▶ Problem requirements
Give back the line containing "Read all visible content and emit it as JSON." along with every line after it, exactly, until the entries end.

▶ Data records for software interfaces

========

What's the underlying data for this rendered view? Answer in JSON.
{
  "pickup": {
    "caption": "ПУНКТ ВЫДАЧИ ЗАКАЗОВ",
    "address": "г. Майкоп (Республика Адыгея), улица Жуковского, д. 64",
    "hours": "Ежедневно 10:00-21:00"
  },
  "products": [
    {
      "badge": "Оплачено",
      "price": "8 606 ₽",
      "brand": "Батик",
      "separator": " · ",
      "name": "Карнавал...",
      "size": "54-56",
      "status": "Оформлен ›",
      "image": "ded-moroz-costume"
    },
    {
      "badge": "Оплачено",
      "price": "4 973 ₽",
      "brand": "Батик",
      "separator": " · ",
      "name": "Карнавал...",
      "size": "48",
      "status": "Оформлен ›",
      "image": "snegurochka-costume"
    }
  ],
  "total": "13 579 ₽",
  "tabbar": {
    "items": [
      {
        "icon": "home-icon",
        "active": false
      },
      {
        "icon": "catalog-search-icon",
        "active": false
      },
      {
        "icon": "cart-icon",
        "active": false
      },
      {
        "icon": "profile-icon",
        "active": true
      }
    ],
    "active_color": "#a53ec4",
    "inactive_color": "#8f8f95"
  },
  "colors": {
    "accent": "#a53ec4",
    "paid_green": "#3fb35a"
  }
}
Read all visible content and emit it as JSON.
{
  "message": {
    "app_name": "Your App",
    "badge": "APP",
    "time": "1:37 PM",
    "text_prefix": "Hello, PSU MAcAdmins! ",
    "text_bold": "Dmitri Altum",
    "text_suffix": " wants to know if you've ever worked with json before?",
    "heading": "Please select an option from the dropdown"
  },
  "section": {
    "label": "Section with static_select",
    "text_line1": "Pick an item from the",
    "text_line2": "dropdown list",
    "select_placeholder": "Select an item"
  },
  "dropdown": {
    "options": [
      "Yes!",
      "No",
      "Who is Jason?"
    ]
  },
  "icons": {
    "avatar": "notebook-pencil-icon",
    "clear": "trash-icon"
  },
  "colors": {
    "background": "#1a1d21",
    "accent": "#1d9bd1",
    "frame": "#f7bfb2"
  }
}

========

▶ Answer box
Read all visible content and emit it as JSON.
{
  "message": {
    "app_name": "Your App",
    "badge": "APP",
    "time": "1:37 PM",
    "text_prefix": "Hello, PSU MAcAdmins! ",
    "text_bold": "Dmitri Altum",
    "text_suffix": " wants to know if you've ever worked with json before?",
    "heading": "Please select an option from the dropdown"
  },
  "section": {
    "label": "Section with static_select",
    "text_line1": "Pick an item from the",
    "text_line2": "dropdown list",
    "select_placeholder": "Select an item"
  },
  "dropdown": {
    "options": [
      "Yes!",
      "No",
      "Who is Jason?"
    ]
  },
  "icons": {
    "avatar": "notebook-pencil-icon",
    "clear": "trash-icon"
  },
  "colors": {
    "background": "#1a1d21",
    "accent": "#1d9bd1",
    "frame": "#f7bfb2"
  }
}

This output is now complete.